RAW DATA –

▽

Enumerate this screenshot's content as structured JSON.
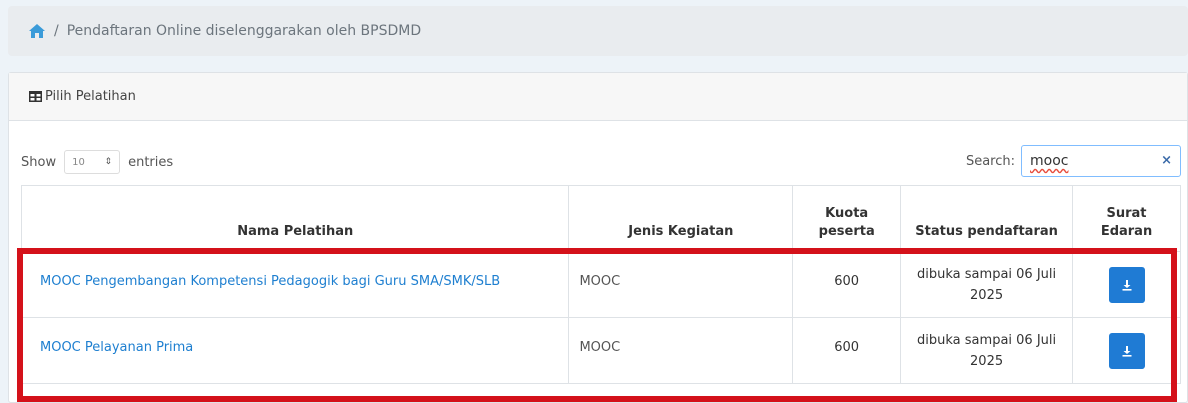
{
  "breadcrumb": {
    "home_icon": "home-icon",
    "separator": "/",
    "current": "Pendaftaran Online diselenggarakan oleh BPSDMD"
  },
  "card": {
    "header_icon": "table-grid-icon",
    "title": "Pilih Pelatihan"
  },
  "controls": {
    "show_label": "Show",
    "entries_value": "10",
    "entries_label": "entries",
    "search_label": "Search:",
    "search_value": "mooc",
    "clear_label": "×"
  },
  "table": {
    "headers": {
      "nama": "Nama Pelatihan",
      "jenis": "Jenis Kegiatan",
      "kuota_line1": "Kuota",
      "kuota_line2": "peserta",
      "status": "Status pendaftaran",
      "surat_line1": "Surat",
      "surat_line2": "Edaran"
    },
    "rows": [
      {
        "nama": "MOOC Pengembangan Kompetensi Pedagogik bagi Guru SMA/SMK/SLB",
        "jenis": "MOOC",
        "kuota": "600",
        "status_line1": "dibuka sampai 06 Juli",
        "status_line2": "2025",
        "download_icon": "download-icon"
      },
      {
        "nama": "MOOC Pelayanan Prima",
        "jenis": "MOOC",
        "kuota": "600",
        "status_line1": "dibuka sampai 06 Juli",
        "status_line2": "2025",
        "download_icon": "download-icon"
      }
    ]
  },
  "colors": {
    "link": "#1e7fd0",
    "button": "#1f7bd4",
    "highlight": "#d4111a"
  }
}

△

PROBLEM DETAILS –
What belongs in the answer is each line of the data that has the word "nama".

EXPECTED ANSWER –
      "nama": "Nama Pelatihan",
        "nama": "MOOC Pengembangan Kompetensi Pedagogik bagi Guru SMA/SMK/SLB",
        "nama": "MOOC Pelayanan Prima",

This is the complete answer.